The top 10 skills U.S. employers are after right now? They’re all technical skills, according to our latest data here at LinkedIn. And small wonder–for all the (justifiable) talk of emotional intelligence and other soft skills as hot commodities in the job market, some employers seem willing to skimp on some of those as long as it means staffing up with all the qualified UI designers and network security experts they need.
LinkedIn is no exception in the race for tech talent; like everybody else, our recruiters are also looking for new ways to attract and retain employees with the technical chops to keep us on the cutting edge. But in my experience, the best way to do that isn’t by forgoing the human element and just zeroing in on the technical stuff–it isn’t an either/or. In fact, pulling in the best tech talent in a competitive job market means doubling down on the things that tech candidates aren’t always thought to care about.
The typical recruiter call goes something like this: “Hi, I’m Brendan from XYZ Company. We’re growing like crazy, we have whip-smart people, free food, and the coolest projects ever. Want to hear more about working for us?”
They usually don’t. Why? Because that’s no way to differentiate your company. By now, loads of companies–from the biggest established players to small startups–already offer Instagram-worthy work cultures, replete with perks and creature comforts designed (with various degrees of success) to appeal to the most in-demand tech workers. By now, your in-office rock wall is a cliché, not a selling point.
Unless, of course, you can tell a powerful story that includes it. Recruiters have a difficult job these days–they need to offer compelling narratives to job seekers that capture all dimensions of the company they represent. Not just facts and figures, but the feeling, spirit, and culture of the employer that they’re selling to job candidates (and if that includes an onsite espresso bar, then sure, great). I like to ask recruiters, “Could you walk into your CEO’s office or boardroom and grab their attention with how you tell the company’s story?” If not, up your game.
The same goes for what you communicate online. Here at LinkedIn, prospects who visit our Company Page can check out videos like this one about “InDay,” a special day allocated for employees to invest in themselves and their communities. They can find photos of group activities, like our speaker series or team offsites. Or they can browse social posts by LinkedIn employees themselves, tagged #LinkedInLife.
The goal of all this content is the same: to help people envision not just what it’s like to work at LinkedIn, but what it’s like to work on the particular team they’d be joining. So when our recruiters speak with tech prospects one-on-one, they might mention the giant backgammon room or Mad Libs wall at our new San Fransisco digs, but they’re much more focused on helping them understand our culture, gain a sense of belonging, and get a taste of the technical challenges they’re likely to face on a specific team. Speaking of which . . .
. . . it’s not just about how well you tell your story. It’s also about who’s telling it.
We’ve found that tech prospects would rather hear from the company’s own engineers than from its recruiters.
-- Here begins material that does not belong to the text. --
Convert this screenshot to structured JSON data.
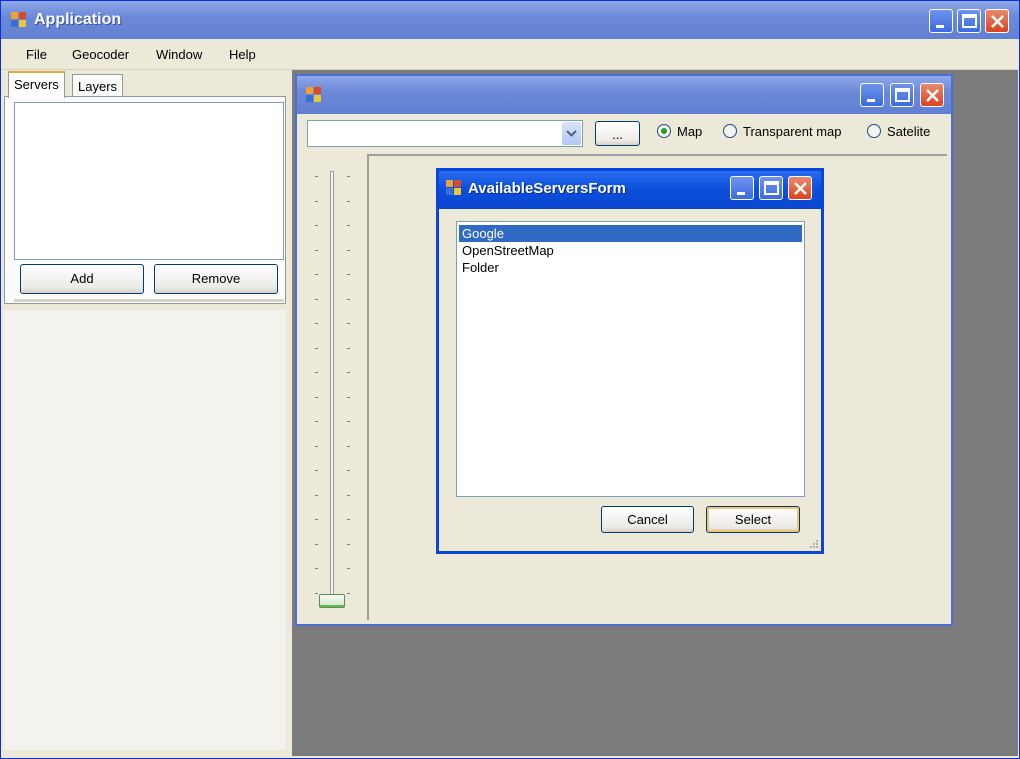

So before reaching out to a prospect, we comb our networks to find first-degree connections with employees, and invite those employees to help make the initial contact. The people who work here at LinkedIn are our best ambassadors.
When they get involved, the message shifts from “we need more people and I heard you might be looking” to the infinitely more appealing, “I would love to have you swing by the office and give me your opinion on our technical architecture and security plans.” Not long after we started trying this strategy, it tripled our rate of positive responses by candidates. We’ve also found that those who start LinkedIn’s hiring process this way make it through their interviews more quickly and successfully than those who don’t.
These days, we look less at where somebody’s gone to school or worked in the past, and more at their ability to adapt and absorb new information. And even though we’re hiring for tech skills, we still dig deep into soft skills.
After studying the engineers who’ve done well here, we found that many don’t have a “pedigreed” engineering background, and many came from a different track altogether. Certain roles actually require a variety of skills that an engineering program might not have delivered. Instead, we prefer to hire smart people with strong soft skills who can then “skill up” on the job. To help make it happen, we created a very focused engineering bootcamp for developing specific tech skills and hanging on to our most talented employees.
Since we’re fishing in the same pond as other high-tech employers, our recruiting team has had to get creative–and that’s meant using LinkedIn data to identify untapped talent pools, including at smaller or lesser-known companies. Not only do great people work in those places, but it’s often easier to get their attention.
The same goes for schools and educational background: We do our best to look where others aren’t looking, and have built some tools to help. As we add facets into a search on LinkedIn’s Recruiter software, for instance, the system runs algorithms across 467 million members and will start making suggestions you might not have considered, like pinpointing graduates of Maharaja University instead of a highly sought-after Stanford grad.
Next year’s list of hot job skills might show a totally different top 10, with a less technical focus. But for now, we’ve found that giving more of a human touch to even the most high-tech recruiting can go a long way. And when you think about it, that’s not so surprising after all.
Brendan Browne is VP of global talent acquisition at LinkedIn.